The families of two Britons murdered on Koh Tao said evidence against two Myanmar migrants accused of the crime is convincing, in statements supportive of a much-criticised police investigation on Friday.
Migrant workers Zaw Lin and Win Zaw Tun are accused of murdering 24-year-old David Miller and raping and murdering Hannah Witheridge, 23, on the Thai diving resort of Koh Tao in September.
The defendants, both 21, are due to enter a plea in the trial today, according to prosecutors on the island of Koh Samui where the case will be heard.
In statements released through Britain’s Foreign Office, the victims’ families said they had seen strong evidence against the suspects and expressed confidence in the case.
“There is a great deal of detail and vast areas of investigative work which has been shared with us,” Witheridge’s family said in a statement. “We would like to stress that as a family we are confident in the work that has been carried out into these atrocious crimes.”
British detectives traveled to Thailand to review the police investigation into the murders after widespread criticism of blunders such as allowing reporters to trample over the crime scene.
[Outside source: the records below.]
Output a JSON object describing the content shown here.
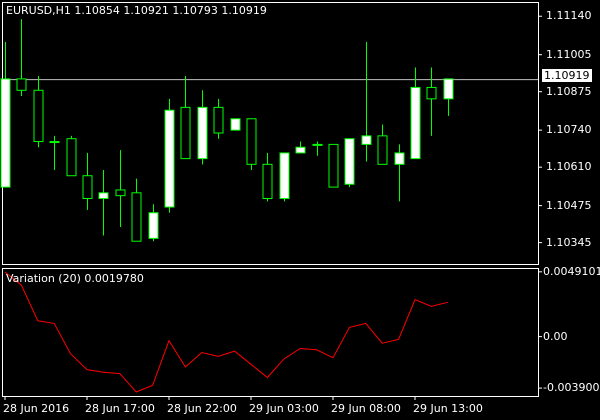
{
  "main_title": "EURUSD,H1  1.10854 1.10921 1.10793 1.10919",
  "indicator_title": "Variation (20) 0.0019780",
  "current_price": "1.10919",
  "colors": {
    "background": "#000000",
    "axis": "#ffffff",
    "bull_body": "#ffffff",
    "bear_body": "#000000",
    "wick": "#00ff00",
    "indicator_line": "#ff0000",
    "price_line": "#c0c0c0"
  },
  "chart_data": [
    {
      "type": "candlestick",
      "title": "EURUSD,H1  1.10854 1.10921 1.10793 1.10919",
      "xlabel": "",
      "ylabel": "",
      "ylim": [
        1.1027,
        1.1119
      ],
      "y_ticks": [
        "1.11140",
        "1.11005",
        "1.10875",
        "1.10740",
        "1.10610",
        "1.10475",
        "1.10345"
      ],
      "x_ticks": [
        "28 Jun 2016",
        "28 Jun 17:00",
        "28 Jun 22:00",
        "29 Jun 03:00",
        "29 Jun 08:00",
        "29 Jun 13:00"
      ],
      "x_tick_index": [
        0,
        5,
        10,
        15,
        20,
        25
      ],
      "candles": [
        {
          "o": 1.1054,
          "h": 1.1105,
          "l": 1.1054,
          "c": 1.1092
        },
        {
          "o": 1.1092,
          "h": 1.1113,
          "l": 1.1086,
          "c": 1.1088
        },
        {
          "o": 1.1088,
          "h": 1.1093,
          "l": 1.1068,
          "c": 1.107
        },
        {
          "o": 1.107,
          "h": 1.1072,
          "l": 1.106,
          "c": 1.107
        },
        {
          "o": 1.1071,
          "h": 1.1072,
          "l": 1.1058,
          "c": 1.1058
        },
        {
          "o": 1.1058,
          "h": 1.1066,
          "l": 1.1046,
          "c": 1.105
        },
        {
          "o": 1.105,
          "h": 1.106,
          "l": 1.1037,
          "c": 1.1052
        },
        {
          "o": 1.1053,
          "h": 1.1067,
          "l": 1.104,
          "c": 1.1051
        },
        {
          "o": 1.1052,
          "h": 1.1057,
          "l": 1.1035,
          "c": 1.1035
        },
        {
          "o": 1.1036,
          "h": 1.1048,
          "l": 1.1035,
          "c": 1.1045
        },
        {
          "o": 1.1047,
          "h": 1.1085,
          "l": 1.1045,
          "c": 1.1081
        },
        {
          "o": 1.1082,
          "h": 1.1093,
          "l": 1.1064,
          "c": 1.1064
        },
        {
          "o": 1.1064,
          "h": 1.1088,
          "l": 1.1062,
          "c": 1.1082
        },
        {
          "o": 1.1082,
          "h": 1.1085,
          "l": 1.1071,
          "c": 1.1073
        },
        {
          "o": 1.1074,
          "h": 1.1078,
          "l": 1.1074,
          "c": 1.1078
        },
        {
          "o": 1.1078,
          "h": 1.1078,
          "l": 1.106,
          "c": 1.1062
        },
        {
          "o": 1.1062,
          "h": 1.1066,
          "l": 1.1049,
          "c": 1.105
        },
        {
          "o": 1.105,
          "h": 1.1066,
          "l": 1.1049,
          "c": 1.1066
        },
        {
          "o": 1.1066,
          "h": 1.107,
          "l": 1.1066,
          "c": 1.1068
        },
        {
          "o": 1.1069,
          "h": 1.107,
          "l": 1.1065,
          "c": 1.1069
        },
        {
          "o": 1.1069,
          "h": 1.1069,
          "l": 1.1054,
          "c": 1.1054
        },
        {
          "o": 1.1055,
          "h": 1.1071,
          "l": 1.1054,
          "c": 1.1071
        },
        {
          "o": 1.1069,
          "h": 1.1105,
          "l": 1.1063,
          "c": 1.1072
        },
        {
          "o": 1.1072,
          "h": 1.1076,
          "l": 1.1062,
          "c": 1.1062
        },
        {
          "o": 1.1062,
          "h": 1.1069,
          "l": 1.1049,
          "c": 1.1066
        },
        {
          "o": 1.1064,
          "h": 1.1096,
          "l": 1.1064,
          "c": 1.1089
        },
        {
          "o": 1.1089,
          "h": 1.1096,
          "l": 1.1072,
          "c": 1.1085
        },
        {
          "o": 1.1085,
          "h": 1.1092,
          "l": 1.1079,
          "c": 1.1092
        }
      ]
    },
    {
      "type": "line",
      "title": "Variation (20) 0.0019780",
      "xlabel": "",
      "ylabel": "",
      "ylim": [
        -0.0045,
        0.0052
      ],
      "y_ticks": [
        "0.0049101",
        "0.00",
        "-0.003900"
      ],
      "y_tick_values": [
        0.0049101,
        0.0,
        -0.0039
      ],
      "series": [
        {
          "values": [
            0.0049,
            0.0039,
            0.0012,
            0.001,
            -0.0013,
            -0.0025,
            -0.0027,
            -0.0028,
            -0.0042,
            -0.0037,
            -0.0003,
            -0.0023,
            -0.0012,
            -0.0015,
            -0.0011,
            -0.0021,
            -0.0031,
            -0.0017,
            -0.0009,
            -0.001,
            -0.0016,
            0.0007,
            0.001,
            -0.0005,
            -0.0002,
            0.0028,
            0.0023,
            0.0026
          ]
        }
      ]
    }
  ]
}
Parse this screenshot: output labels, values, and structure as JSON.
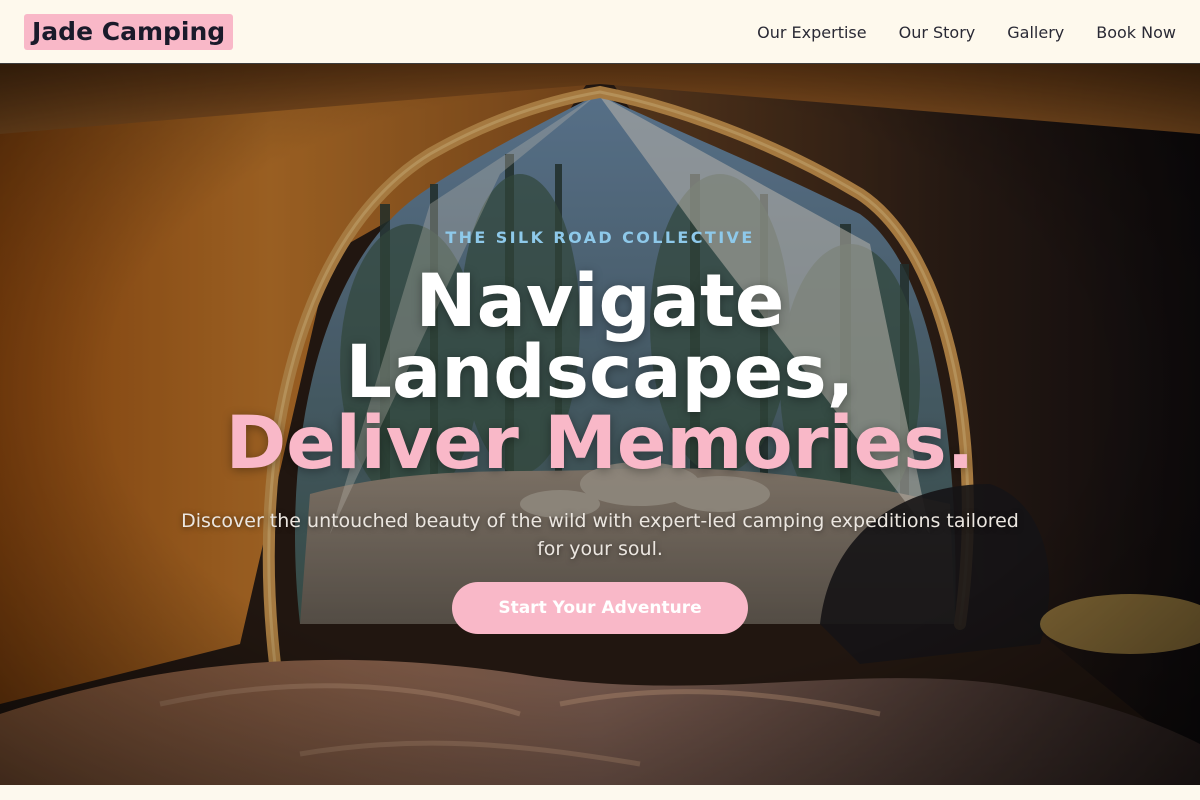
{
  "header": {
    "logo": "Jade Camping",
    "nav": [
      {
        "label": "Our Expertise"
      },
      {
        "label": "Our Story"
      },
      {
        "label": "Gallery"
      },
      {
        "label": "Book Now"
      }
    ]
  },
  "hero": {
    "kicker": "THE SILK ROAD COLLECTIVE",
    "headline_line1": "Navigate",
    "headline_line2": "Landscapes,",
    "headline_line3": "Deliver Memories.",
    "subtitle": "Discover the untouched beauty of the wild with expert-led camping expeditions tailored for your soul.",
    "cta_label": "Start Your Adventure"
  },
  "colors": {
    "accent_pink": "#f9b8c8",
    "kicker_blue": "#8ec9ea",
    "header_bg": "#fef9ed"
  }
}
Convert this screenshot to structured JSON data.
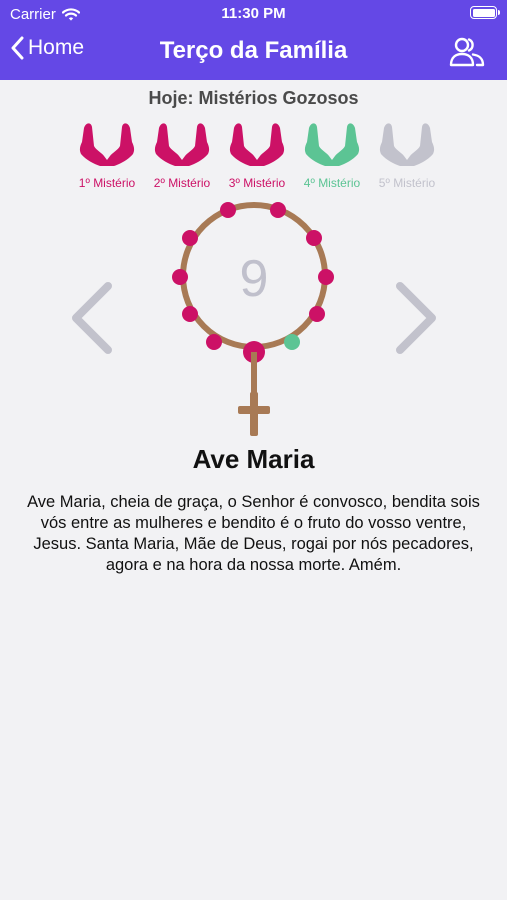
{
  "status_bar": {
    "carrier": "Carrier",
    "time": "11:30 PM"
  },
  "nav": {
    "back_label": "Home",
    "title": "Terço da Família",
    "right_icon": "people-icon"
  },
  "today": "Hoje: Mistérios Gozosos",
  "mysteries": [
    {
      "label": "1º Mistério",
      "color": "#cc1166",
      "state": "done"
    },
    {
      "label": "2º Mistério",
      "color": "#cc1166",
      "state": "done"
    },
    {
      "label": "3º Mistério",
      "color": "#cc1166",
      "state": "done"
    },
    {
      "label": "4º Mistério",
      "color": "#5cc494",
      "state": "current"
    },
    {
      "label": "5º Mistério",
      "color": "#c2c2cc",
      "state": "upcoming"
    }
  ],
  "rosary": {
    "count": "9",
    "current_bead": 9,
    "colors": {
      "cord": "#a87a55",
      "bead": "#cc1166",
      "current_bead": "#5cc494",
      "count": "#c0c0cc"
    }
  },
  "prayer": {
    "title": "Ave Maria",
    "text": "Ave Maria, cheia de graça, o Senhor é convosco, bendita sois vós entre as mulheres e bendito é o fruto do vosso ventre, Jesus. Santa Maria, Mãe de Deus, rogai por nós pecadores, agora e na hora da nossa morte. Amém."
  },
  "colors": {
    "header": "#6448e6",
    "arrow": "#c2c2cc"
  }
}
Rights groups also raised concerns over the case after the two suspects retracted confessions they had made to the crime, and said they had been tortured.
On Friday the family of Miller criticised “increasing sensationalism of this story” and said that “speculation” should be suspended until all evidence is made public.
“The support for the Myanmar suspects has been strong and vocal, but please do not jump to conclusions until you have considered the evidence from both sides in full,” Miller’s family said.
“From what we have seen, the suspects have a difficult case to answer. The evidence against them appears to be powerful and convincing.”
The suspects’ families and legal team say they are innocent and have been made scapegoats of a crime by police keen to find a quick resolution.
The events have further damaged Thailand’s image as a tourist haven after months of political protests led to an army coup in May and the imposition of martial law.
On Thursday a lawyer for the accused said key witnesses are too afraid to come forward, hampering his clients’ defense.
“The court will ask the defendants whether they confess or deny the charges,” chief prosecutor Paiboon Archavanuntakun told AFP. The pair – who did not appear in court on Thursday – are also accused of battery and illegal entry to Thailand, among other charges, he added. They were arrested in October after police said they had found the men’s DNA on Witheridge’s body and that they had admitted to the crimes. But Zaw Lin and Win Zaw Tun later retracted their confessions, alleging they were obtained under duress.
Their families and legal team have also protested their innocence, saying the men have been made scapegoats by a police force desperate for a quick conclusion to a crime which raised fears over tourist safety in the kingdom. One of the two men’s lawyers told AFP his clients vulnerable immigrant status meant witnesses were scared of testifying or willing to come to his defence.